Are There Other Considerations I Should Know About Mediation?
In addition to the main advantages of using mediation to solve probate disputes, you should keep in mind the following:
Mediation Is Not Binding (Initially): Mediation is typically not binding unless both parties agree to a resolution. If they reach an agreement, that agreement can be made binding and enforceable.
You May Still Need Legal Representation: Even in mediation, parties often have their own attorneys to advise them on legal rights and potential settlement terms.
Mediation Is Not Always Successful: While many probate disputes can be resolved through mediation, it is not guaranteed. If parties cannot reach an agreement, they might still need to litigate the matter in court.
While contested probate matters can be mediated in Texas, whether or not to mediate depends on the specific circumstances and the willingness of the parties involved. If you are considering mediation, it is beneficial to consult with a probate attorney who is familiar with mediation to ensure that your interests are well-represented.
What Happens At The End Of The Probate Process If No Contests Arise?
If there are no contests during the Texas probate process, the administration of the estate tends to proceed more smoothly and efficiently. Typically, this is what happens at the end of the probate process when there are no contests:
Settlement of Debts and Claims: Before distributing the assets, the executor or administrator ensures that all valid debts, claims, and taxes against the estate are paid. This includes settling with creditors, paying any remaining bills, and addressing final tax obligations.
Distribution of Assets: Once all debts and obligations are settled…
If there is a will, the executor distributes the assets according to its provisions.
If there is no will (intestate), assets are distributed according to Texas intestacy laws. Typically, this means assets go to close relatives like spouses, children, parents, or siblings in a defined order and manner.
Final Accounting: The executor or administrator typically prepares a final accounting of the estate. This accounting provides a detailed overview of all financial transactions related to the estate, including…
Assets at the beginning of the probate process.
All income received during the administration (e.g., interest, dividends).
All expenses, debts, and taxes paid.
Distributions made to beneficiaries.
In cases of independent administration (a common form of probate in Texas that is less supervised by the court), the heirs or beneficiaries may waive the requirement for a formal final accounting if they are all in agreement.
Closing the Estate: With the assets distributed and all other tasks completed, the executor or administrator files a request with the court to close the estate. Depending on the circumstances and type of administration…
A formal closing might require court approval of the final accounting.
In more informal closings, the executor might simply file an affidavit stating that all estate obligations have been met.
Discharge of the Executor or Administrator: Once the court is satisfied that the executor or administrator has fulfilled all of their duties, they are formally discharged from their role. This release signifies the official end of their responsibilities and the completion of the probate process.
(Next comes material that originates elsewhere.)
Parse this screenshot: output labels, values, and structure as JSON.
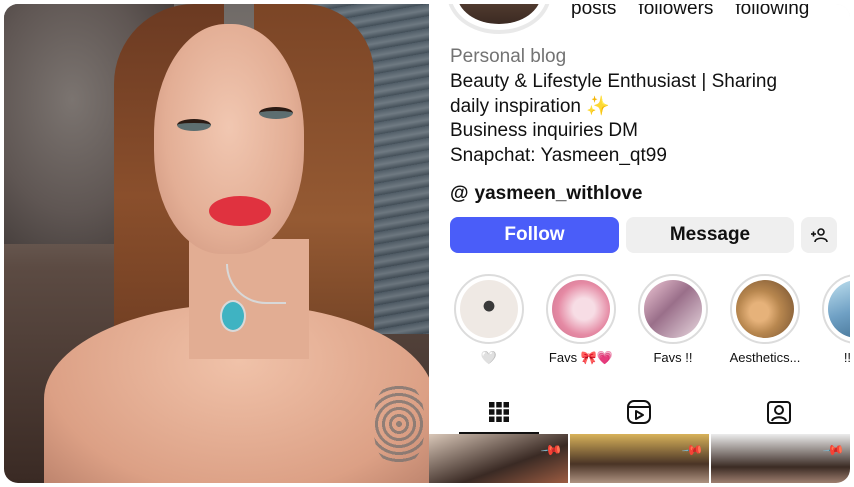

Record Keeping: Even after the estate is closed, it is a good practice for the executor or beneficiaries to keep all probate records for several years. This includes the will, inventory, accounting, and distribution documents. These records can be useful for future reference or in case any post-probate issues arise.
In uncontested probate cases in Texas, the process is generally more straightforward. With the efficient handling of tasks and compliance with legal requirements, estates can often be settled in a relatively quick manner. However, even in uncontested situations, consulting with a Texas probate attorney can provide you with valuable guidance and ensure that all steps are completed correctly.
For more information on Probate Contests In The State Of Texas, an initial consultation is your next best step. Get the information and legal answers you are seeking by calling (956) 513-1117 today.